SOURCE DATA: Begin

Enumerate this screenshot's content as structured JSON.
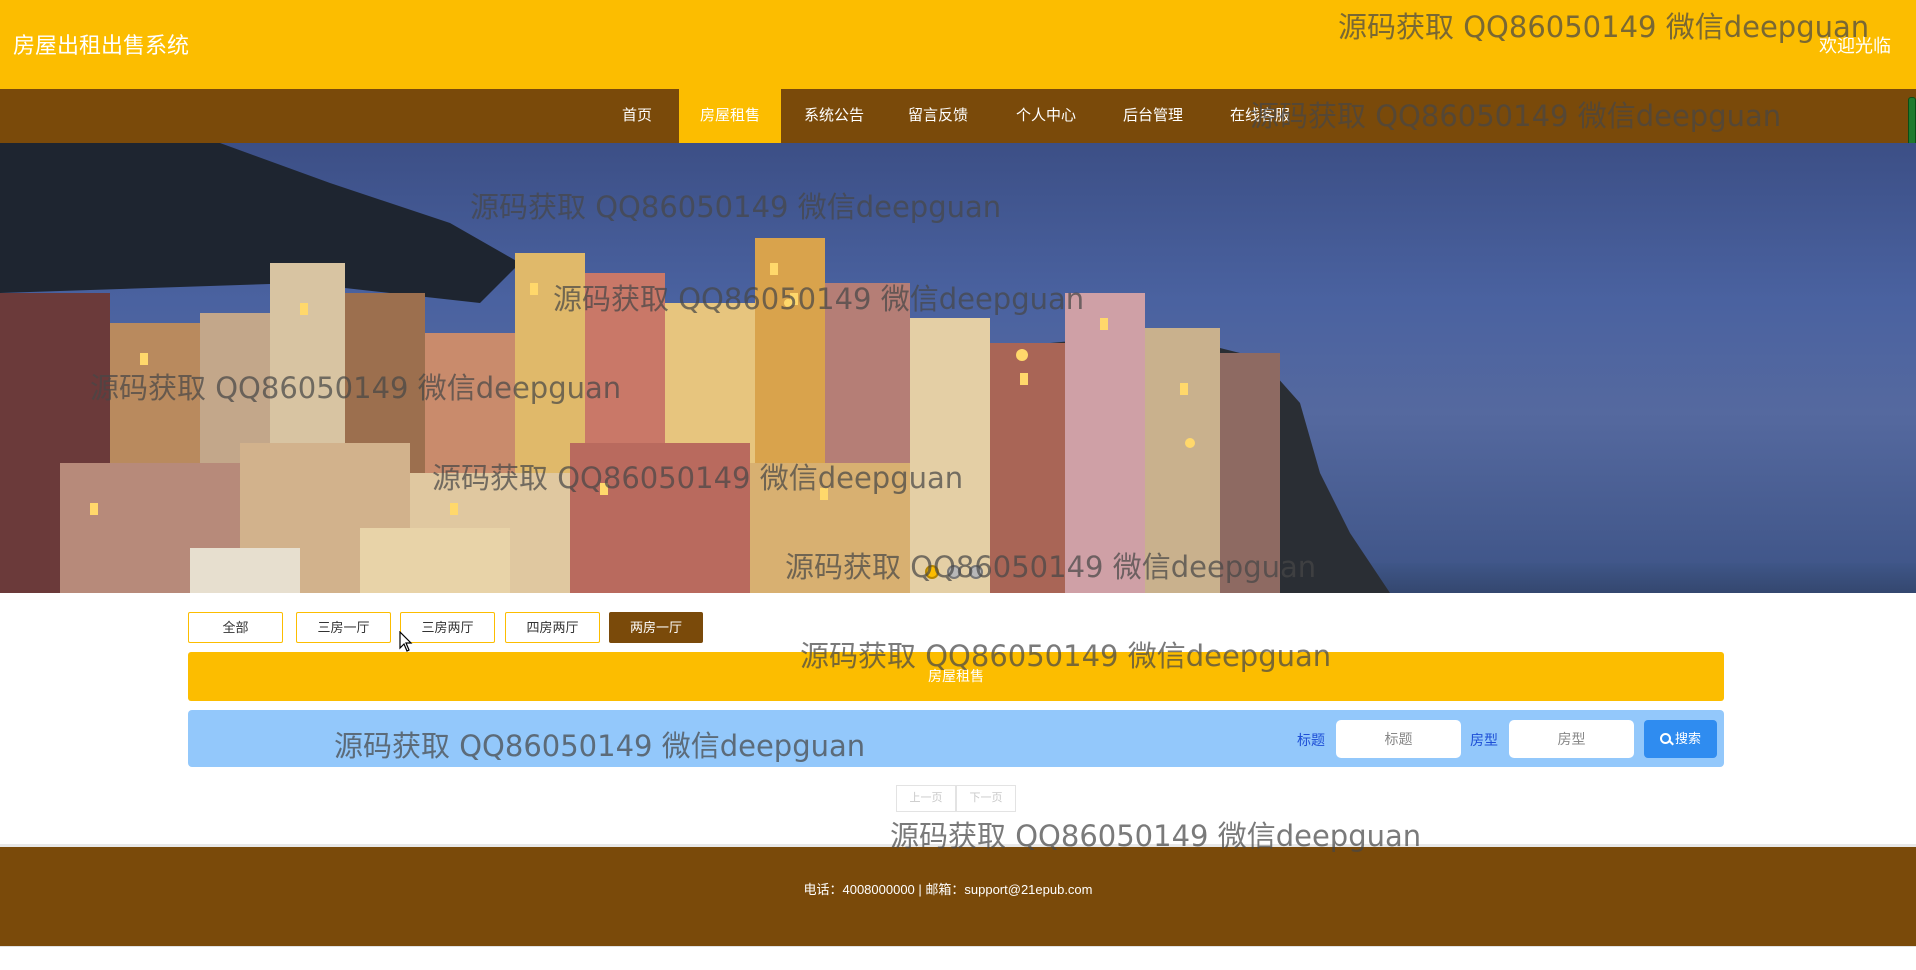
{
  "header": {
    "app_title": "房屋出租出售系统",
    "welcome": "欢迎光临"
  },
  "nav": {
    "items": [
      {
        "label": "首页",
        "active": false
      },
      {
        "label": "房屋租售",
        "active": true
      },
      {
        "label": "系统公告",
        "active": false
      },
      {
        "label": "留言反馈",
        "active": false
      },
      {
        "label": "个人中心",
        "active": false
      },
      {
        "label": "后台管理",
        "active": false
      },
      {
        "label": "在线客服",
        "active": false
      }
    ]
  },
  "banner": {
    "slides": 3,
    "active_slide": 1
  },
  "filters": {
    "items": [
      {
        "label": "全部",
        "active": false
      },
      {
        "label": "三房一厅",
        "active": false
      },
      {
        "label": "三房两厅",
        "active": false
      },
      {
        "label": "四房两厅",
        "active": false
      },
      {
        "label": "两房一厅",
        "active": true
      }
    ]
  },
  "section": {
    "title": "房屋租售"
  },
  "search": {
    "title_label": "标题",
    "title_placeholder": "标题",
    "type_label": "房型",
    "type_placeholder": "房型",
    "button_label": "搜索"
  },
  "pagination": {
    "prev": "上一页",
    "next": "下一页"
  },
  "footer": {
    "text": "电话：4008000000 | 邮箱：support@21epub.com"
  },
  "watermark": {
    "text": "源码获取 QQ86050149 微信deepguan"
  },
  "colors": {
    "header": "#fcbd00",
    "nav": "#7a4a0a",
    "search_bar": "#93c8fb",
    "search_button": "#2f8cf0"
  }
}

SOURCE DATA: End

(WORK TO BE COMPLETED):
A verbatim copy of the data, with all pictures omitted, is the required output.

(EXPECTED ANSWER):
Enumerate this screenshot's content as structured JSON.
{
  "header": {
    "app_title": "房屋出租出售系统",
    "welcome": "欢迎光临"
  },
  "nav": {
    "items": [
      {
        "label": "首页",
        "active": false
      },
      {
        "label": "房屋租售",
        "active": true
      },
      {
        "label": "系统公告",
        "active": false
      },
      {
        "label": "留言反馈",
        "active": false
      },
      {
        "label": "个人中心",
        "active": false
      },
      {
        "label": "后台管理",
        "active": false
      },
      {
        "label": "在线客服",
        "active": false
      }
    ]
  },
  "banner": {
    "slides": 3,
    "active_slide": 1
  },
  "filters": {
    "items": [
      {
        "label": "全部",
        "active": false
      },
      {
        "label": "三房一厅",
        "active": false
      },
      {
        "label": "三房两厅",
        "active": false
      },
      {
        "label": "四房两厅",
        "active": false
      },
      {
        "label": "两房一厅",
        "active": true
      }
    ]
  },
  "section": {
    "title": "房屋租售"
  },
  "search": {
    "title_label": "标题",
    "title_placeholder": "标题",
    "type_label": "房型",
    "type_placeholder": "房型",
    "button_label": "搜索"
  },
  "pagination": {
    "prev": "上一页",
    "next": "下一页"
  },
  "footer": {
    "text": "电话：4008000000 | 邮箱：support@21epub.com"
  },
  "watermark": {
    "text": "源码获取 QQ86050149 微信deepguan"
  },
  "colors": {
    "header": "#fcbd00",
    "nav": "#7a4a0a",
    "search_bar": "#93c8fb",
    "search_button": "#2f8cf0"
  }
}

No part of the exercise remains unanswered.